Of course, it’s tempting to charge everything to your credit card when you don’t have cash flowing in, but this can lead to huge amounts of debt. To make matters worse, many cards up their interest rates astronomically after the first year of use, which means that you spend more in the long run.

Be sure that you do your research when opening up new lines of credit and be aware of interest rate changes as time goes on. If you are carrying a balance when the interest rate goes up substantially, do yourself a favor and read a guide to balance transfer credit cards so you don’t end up losing huge amounts of money in interest. This is the trap credit card companies want you to fall into.


3. Invest in Yourself

While money may be tight, investing in your own skills and education is the smartest move you can make. Expanding your areas of expertise can open the doors for more opportunities and higher pay. According to Payoneer’s report, the average hourly rate for freelancers sits at around $19. However, experts in various industries can earn far more than this. Legal skills pay the most, averaging $28 per hour, while IT, programming, and engineering knowledge can earn you closer to $21.

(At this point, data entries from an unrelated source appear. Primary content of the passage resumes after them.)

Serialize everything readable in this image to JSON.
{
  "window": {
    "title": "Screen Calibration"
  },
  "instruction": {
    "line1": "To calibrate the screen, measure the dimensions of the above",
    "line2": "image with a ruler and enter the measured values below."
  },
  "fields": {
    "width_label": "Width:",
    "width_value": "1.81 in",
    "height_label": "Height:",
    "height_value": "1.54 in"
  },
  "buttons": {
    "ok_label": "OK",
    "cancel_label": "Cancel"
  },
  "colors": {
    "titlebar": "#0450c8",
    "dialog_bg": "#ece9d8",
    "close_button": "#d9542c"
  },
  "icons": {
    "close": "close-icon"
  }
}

You don’t necessarily have to go back to school to gain the skills and certifications needed to expand your skillsets. It can be as easy and cheap as enrolling in online courses from sites like Coursera, which connect you to online college courses around the country that allow you to earn credits or certificates that can help you land a higher paying gig next time. Some sites, like Alison, even offer free online business-focused classes that provide a diploma or certificate upon completion.


As a freelancer, your resume and set of skills are your best asset. By using the time between jobs to learn new skills or refresh your memory on topics that you typically come across in the industry, you can become a more valuable freelancer, which leads to higher paychecks.

4. Check Out Safe Investment Opportunities

According to a financial investment report conducted by Morgan Stanley, interest in sustainable and responsible investing increased by 33%, with 28% of Millennials agreeing that it was a wise financial decision to make. Obviously, this shows that most people know that investing wisely is important for accruing wealth and making your money work for you. But when funds are tight (like when a freelancer is between gigs), investing seems like an impossibility.

The great news about smart investments is that every little bit counts. As a freelancer in-between gigs, chances are that you don’t have large liquid assets, but you probably have a few extra dollars here and there. Apps like Acorns make investing automatic by rounding up all of your credit and debit card charges to the next dollar amount and investing the loose change as micro-investments that can earn you a sizable return over time.


This is why making safe, high-yielding investments is the best strategy for freelancers to accrue wealth when they have money coming in and when they don’t. Even a high-interest savings account can be an investment that offers steady returns year after year. Other options like savings bonds or peer-to-peer lending can be available when you have larger amounts of cash to invest.


While you certainly shouldn’t plan for failure, it is important to be prepared for periods of time when you may be out of work as a freelancer. The good news is that making smart financial moves doesn’t have to be complicated or even super restrictive on your budget. By using automated tools for payments and savings, you don’t even need to think about it or be afraid that you’ll miss anything. Don’t be afraid of credit cards, but do make wise choices with spending and debt allocation. And finally, make wise investments, including ones with yourself and your skills for better opportunities in the future.